Japan leads with over 40,000 convenience stores. On the other hand, Taiwan, which led the hypermarket evolution in Asia, reported a slide in hypermarket usage in 2003 while showing a remarkable increase in personal care stores selling imported items and convenience store openings. Taiwan has about 7,500 convenience stores or one store for every 3,000 people. Taiwanese shoppers are also the most frequent users of convenience stores with an average household shopper visiting a store every two to three days.

In the Philippines, the traditional grocery or sari-sari store that carries only around 50 key items and situated in people’s houses showed retail growth in an otherwise less buoyant economy. This was largely due to the movement of small pack sizes and satchets.

Buoyant retail market in China, Thailand, Malaysia and Korea. China is reportedly the fastest growing self-service retail market in the region with the number of modern trade outlets increasing by 40 percent and convenience stores numbering over 12,000.

Thailand comes second to China. Due to a positive growth in economy, there is a surge in demand for non-essential impulse categories like beer, whisky, snacks and energy drinks. These categories grew by over 15 percent and were consumed in both traditional and modern convenience stores. Likewise, hypermarts continue to thrive in Thailand with nearly 60 percent of urban Thai shoppers using this as their main store for purchasing groceries.

In Malaysia and Korea, hypermarts and large format stores are becoming the main store format for at least 40 percent of urban grocery shoppers. Nevertheless, while there is high acceptance for hypermarts in Malaysia, its growth is threatened by legislation with the government announcing plans for new zoning regulations that restrict store openings.

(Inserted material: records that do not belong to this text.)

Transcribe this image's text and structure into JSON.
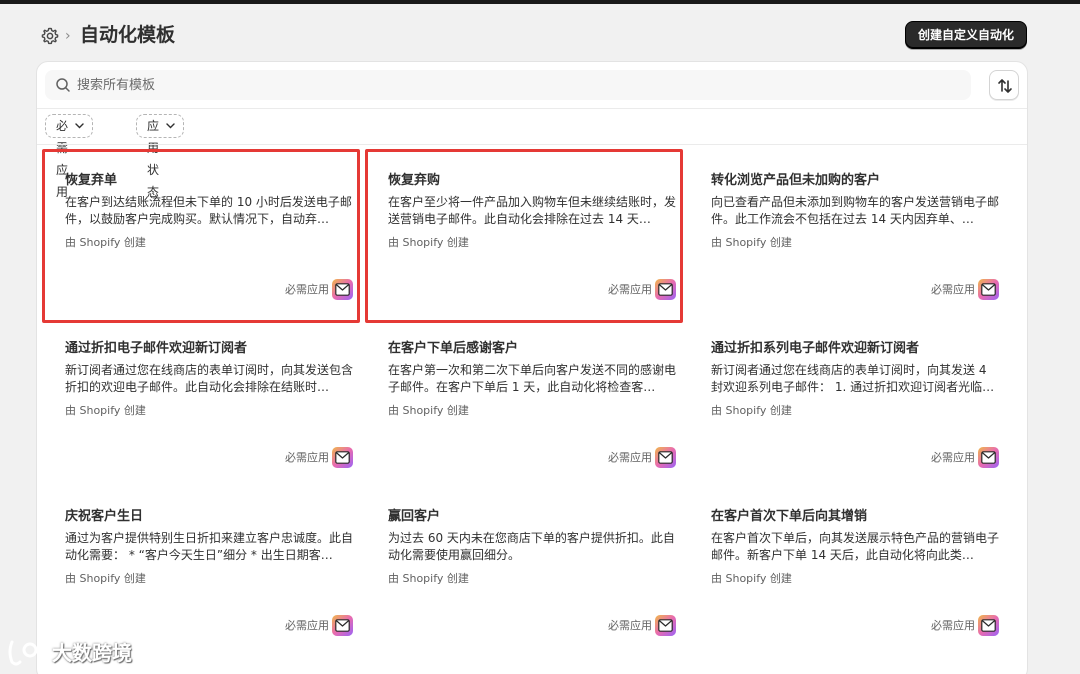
{
  "header": {
    "title": "自动化模板",
    "create_button": "创建自定义自动化"
  },
  "search": {
    "placeholder": "搜索所有模板"
  },
  "filters": [
    {
      "label": "必需应用"
    },
    {
      "label": "应用状态"
    }
  ],
  "templates": [
    {
      "title": "恢复弃单",
      "description": "在客户到达结账流程但未下单的 10 小时后发送电子邮件，以鼓励客户完成购买。默认情况下，自动弃…",
      "creator": "由 Shopify 创建",
      "status": "必需应用",
      "icon": "mail-icon",
      "highlighted": true
    },
    {
      "title": "恢复弃购",
      "description": "在客户至少将一件产品加入购物车但未继续结账时，发送营销电子邮件。此自动化会排除在过去 14 天…",
      "creator": "由 Shopify 创建",
      "status": "必需应用",
      "icon": "mail-icon",
      "highlighted": true
    },
    {
      "title": "转化浏览产品但未加购的客户",
      "description": "向已查看产品但未添加到购物车的客户发送营销电子邮件。此工作流会不包括在过去 14 天内因弃单、…",
      "creator": "由 Shopify 创建",
      "status": "必需应用",
      "icon": "mail-icon",
      "highlighted": false
    },
    {
      "title": "通过折扣电子邮件欢迎新订阅者",
      "description": "新订阅者通过您在线商店的表单订阅时，向其发送包含折扣的欢迎电子邮件。此自动化会排除在结账时…",
      "creator": "由 Shopify 创建",
      "status": "必需应用",
      "icon": "mail-icon",
      "highlighted": false
    },
    {
      "title": "在客户下单后感谢客户",
      "description": "在客户第一次和第二次下单后向客户发送不同的感谢电子邮件。在客户下单后 1 天，此自动化将检查客…",
      "creator": "由 Shopify 创建",
      "status": "必需应用",
      "icon": "mail-icon",
      "highlighted": false
    },
    {
      "title": "通过折扣系列电子邮件欢迎新订阅者",
      "description": "新订阅者通过您在线商店的表单订阅时，向其发送 4 封欢迎系列电子邮件： 1. 通过折扣欢迎订阅者光临…",
      "creator": "由 Shopify 创建",
      "status": "必需应用",
      "icon": "mail-icon",
      "highlighted": false
    },
    {
      "title": "庆祝客户生日",
      "description": "通过为客户提供特别生日折扣来建立客户忠诚度。此自动化需要： * “客户今天生日”细分 * 出生日期客…",
      "creator": "由 Shopify 创建",
      "status": "必需应用",
      "icon": "mail-icon",
      "highlighted": false
    },
    {
      "title": "赢回客户",
      "description": "为过去 60 天内未在您商店下单的客户提供折扣。此自动化需要使用赢回细分。",
      "creator": "由 Shopify 创建",
      "status": "必需应用",
      "icon": "mail-icon",
      "highlighted": false
    },
    {
      "title": "在客户首次下单后向其增销",
      "description": "在客户首次下单后，向其发送展示特色产品的营销电子邮件。新客户下单 14 天后，此自动化将向此类…",
      "creator": "由 Shopify 创建",
      "status": "必需应用",
      "icon": "mail-icon",
      "highlighted": false
    }
  ],
  "watermark": {
    "text": "大数跨境"
  }
}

Hypermart brands across the region include Tesco, Big C, Carrefour, Giant, Walmart. Large format stores or warehouse clubs include Cosco, Makro.

Concentrated and emerging retail markets. Australia, New Zealand, Hongkong and Singapore are largely concentrated markets with a few retailers dominating the sector. On the other hand, Sri Lanka and India are emerging markets with the modern self-service trade just starting to develop and thrive.

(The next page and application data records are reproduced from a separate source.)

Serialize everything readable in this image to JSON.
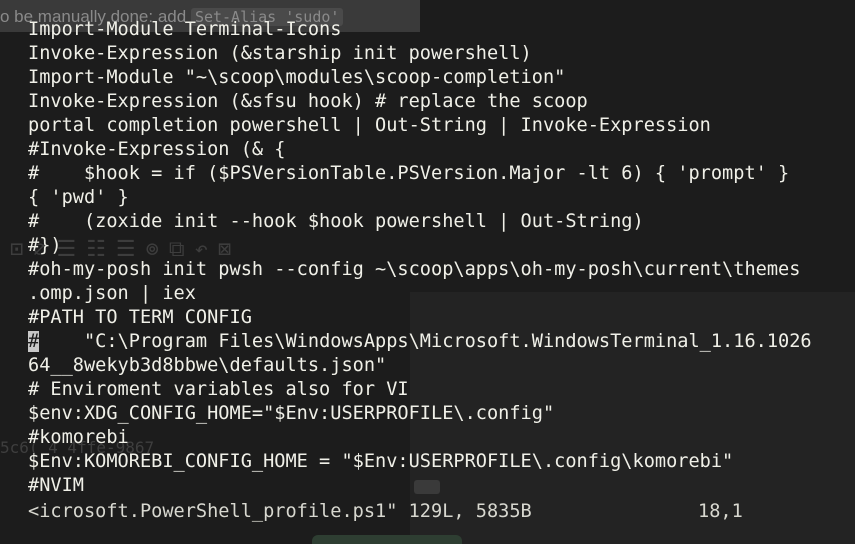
{
  "background": {
    "hint_text": "o be manually done: add",
    "hint_code": "Set-Alias 'sudo'",
    "hash_fragment": "5c6(   4     4ffe-9867"
  },
  "colors": {
    "background": "#1c1c1c",
    "text": "#f0f0e8",
    "cursor": "#c8c8c8"
  },
  "buffer": {
    "lines": [
      "Import-Module Terminal-Icons",
      "Invoke-Expression (&starship init powershell)",
      "Import-Module \"~\\scoop\\modules\\scoop-completion\"",
      "Invoke-Expression (&sfsu hook) # replace the scoop",
      "portal completion powershell | Out-String | Invoke-Expression",
      "#Invoke-Expression (& {",
      "#    $hook = if ($PSVersionTable.PSVersion.Major -lt 6) { 'prompt' }",
      "{ 'pwd' }",
      "#    (zoxide init --hook $hook powershell | Out-String)",
      "#})",
      "#oh-my-posh init pwsh --config ~\\scoop\\apps\\oh-my-posh\\current\\themes",
      ".omp.json | iex",
      "#PATH TO TERM CONFIG",
      "    \"C:\\Program Files\\WindowsApps\\Microsoft.WindowsTerminal_1.16.1026",
      "64__8wekyb3d8bbwe\\defaults.json\"",
      "# Enviroment variables also for VI",
      "$env:XDG_CONFIG_HOME=\"$Env:USERPROFILE\\.config\"",
      "#komorebi",
      "$Env:KOMOREBI_CONFIG_HOME = \"$Env:USERPROFILE\\.config\\komorebi\"",
      "#NVIM"
    ],
    "cursor_char": "#"
  },
  "statusline": {
    "file": "<icrosoft.PowerShell_profile.ps1\" 129L, 5835B",
    "position": "18,1"
  }
}
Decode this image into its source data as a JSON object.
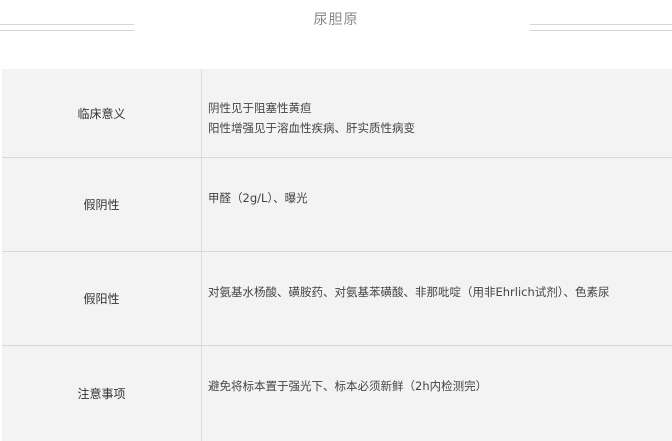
{
  "header": {
    "title": "尿胆原"
  },
  "rows": [
    {
      "label": "临床意义",
      "lines": [
        "阴性见于阻塞性黄疸",
        "阳性增强见于溶血性疾病、肝实质性病变"
      ]
    },
    {
      "label": "假阴性",
      "lines": [
        "甲醛（2g/L）、曝光"
      ]
    },
    {
      "label": "假阳性",
      "lines": [
        "对氨基水杨酸、磺胺药、对氨基苯磺酸、非那吡啶（用非Ehrlich试剂）、色素尿"
      ]
    },
    {
      "label": "注意事项",
      "lines": [
        "避免将标本置于强光下、标本必须新鲜（2h内检测完）"
      ]
    }
  ]
}
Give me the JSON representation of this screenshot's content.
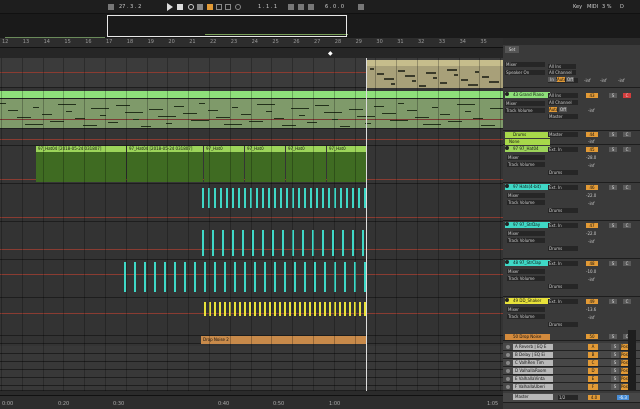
{
  "transport": {
    "position": "27 . 3 . 2",
    "loop_start": "1 . 1 . 1",
    "loop_length": "6 . 0 . 0",
    "key_label": "Key",
    "midi_label": "MIDI",
    "cpu": "3 %",
    "marker": "D",
    "set_label": "Set"
  },
  "ruler": {
    "bars": [
      "12",
      "13",
      "14",
      "15",
      "16",
      "17",
      "18",
      "19",
      "20",
      "21",
      "22",
      "23",
      "24",
      "25",
      "26",
      "27",
      "28",
      "29",
      "30",
      "31",
      "32",
      "33",
      "34",
      "35"
    ]
  },
  "time_ruler": {
    "times": [
      "0:00",
      "0:20",
      "0:30",
      "0:40",
      "0:50",
      "1:00",
      "1:05"
    ]
  },
  "colors": {
    "accent": "#e29a36",
    "green": "#8ee07a",
    "teal": "#3fd8c6",
    "yellow": "#e8e23a",
    "orange": "#d38a3c",
    "lime": "#a7d84a"
  },
  "clips": {
    "top": "",
    "synth": "",
    "h1": "97_Hat04 [2018-05-24 031807]",
    "h2": "97_Hat04 [2018-05-24 031807]",
    "h3": "97_Hat0",
    "h4": "97_Hat0",
    "h5": "97_Hat0",
    "h6": "97_Hat0",
    "drop": "Drop Noise 2"
  },
  "tracks": {
    "t0": {
      "input": "Mixer",
      "chain": "Speaker On",
      "val": "Master"
    },
    "t1": {
      "input": "All Ins",
      "channel": "All Channel",
      "in": "In",
      "auto": "Auto",
      "off": "Off",
      "inf1": "-inf",
      "inf2": "-inf",
      "inf3": "-inf"
    },
    "t2": {
      "name": "43 Grand Piano",
      "input": "All Ins",
      "channel": "All Channel",
      "num": "43",
      "s": "S",
      "c": "C",
      "mixer": "Mixer",
      "chain": "Track Volume",
      "out": "Master",
      "auto": "Auto",
      "off": "Off",
      "inf": "-inf"
    },
    "t3": {
      "name": "Drums",
      "out": "Master",
      "num": "44",
      "s": "S",
      "c": "C",
      "sub": "None",
      "inf": "-inf"
    },
    "t4": {
      "name": "97 97_Hat04",
      "input": "Ext. In",
      "num": "45",
      "vol": "-28.0",
      "mixer": "Mixer",
      "chain": "Track Volume",
      "out": "Drums",
      "s": "S",
      "c": "C",
      "inf": "-inf"
    },
    "t5": {
      "name": "97 Hats(4-bit)",
      "input": "Ext. In",
      "num": "46",
      "vol": "-22.0",
      "mixer": "Mixer",
      "chain": "Track Volume",
      "out": "Drums",
      "s": "S",
      "c": "C",
      "inf": "-inf"
    },
    "t6": {
      "name": "97 97_StrDay",
      "input": "Ext. In",
      "num": "47",
      "vol": "-22.0",
      "mixer": "Mixer",
      "chain": "Track Volume",
      "out": "Drums",
      "s": "S",
      "c": "C",
      "inf": "-inf"
    },
    "t7": {
      "name": "48 97_StrClap",
      "input": "Ext. In",
      "num": "48",
      "vol": "-10.0",
      "mixer": "Mixer",
      "chain": "Track Volume",
      "out": "Drums",
      "s": "S",
      "c": "C",
      "inf": "-inf"
    },
    "t8": {
      "name": "49 DD_Shaker",
      "input": "Ext. In",
      "num": "49",
      "vol": "-13.6",
      "mixer": "Mixer",
      "chain": "Track Volume",
      "out": "Drums",
      "s": "S",
      "c": "C",
      "inf": "-inf"
    },
    "t9": {
      "name": "50 Drop Noise",
      "num": "50",
      "s": "S",
      "c": "C"
    }
  },
  "returns": [
    {
      "label": "A Reverb | EQ E",
      "num": "A",
      "s": "S",
      "r": "Post"
    },
    {
      "label": "B Delay | EQ Ei",
      "num": "B",
      "s": "S",
      "r": "Post"
    },
    {
      "label": "C ValhRen Tim",
      "num": "C",
      "s": "S",
      "r": "Post"
    },
    {
      "label": "D ValhallaRoom",
      "num": "D",
      "s": "S",
      "r": "Post"
    },
    {
      "label": "E ValhallaVinta",
      "num": "E",
      "s": "S",
      "r": "Post"
    },
    {
      "label": "F ValhallaUberi",
      "num": "F",
      "s": "S",
      "r": "Post"
    }
  ],
  "master": {
    "label": "Master",
    "ratio": "1/2",
    "val": "4.0",
    "vol": "-6.3"
  }
}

Main shopper versus key influencer by gender profile. Across the Asia-Pacific region, women remain to be the main shoppers for household goods. Notable though, is the huge influence of men when it comes to food and grocery basket content in countries like Australia, New Zealand, Hongkong, China, Singapore, Malaysia, Indonesia and Sri Lanka.

Propensity to try new products. While there is general conservatism in trying out new things among Asian shoppers, there is a higher degree of propensity to try new products among shoppers in Malaysia, Vietnam and India. On the average, most Asian shoppers try to keep up with information on new products or brands they do not go out of their way to try these new products. Hence, marketers must convince consumers out of their buying inertia.

The promotional versus brand loyal shopper. In the Asia-Pacific, there are up to 30 percent of shoppers belonging to the promotional shopper behavior profile. These shoppers are not brand loyal, are more likely to shop around for special offers and read and respond to store brochures. The promotional shoppers are open to new ideas and willing to try private labels, also known as house or store brands. Australia and New Zealand lead in private label consumption with over 80 percent of shoppers partial to regularly buying store brands.

On the other hand, while 95 percent of shoppers in most Asian countries are aware of private label brands, there are only three countries namely Korea, Singapore and Thailand where half of urban shoppers buy one private label in a month. Private labels remain an opportunity for the Asian retail trade and astute retailers would do well to maximize this window provided they know how to effectively convince shoppers.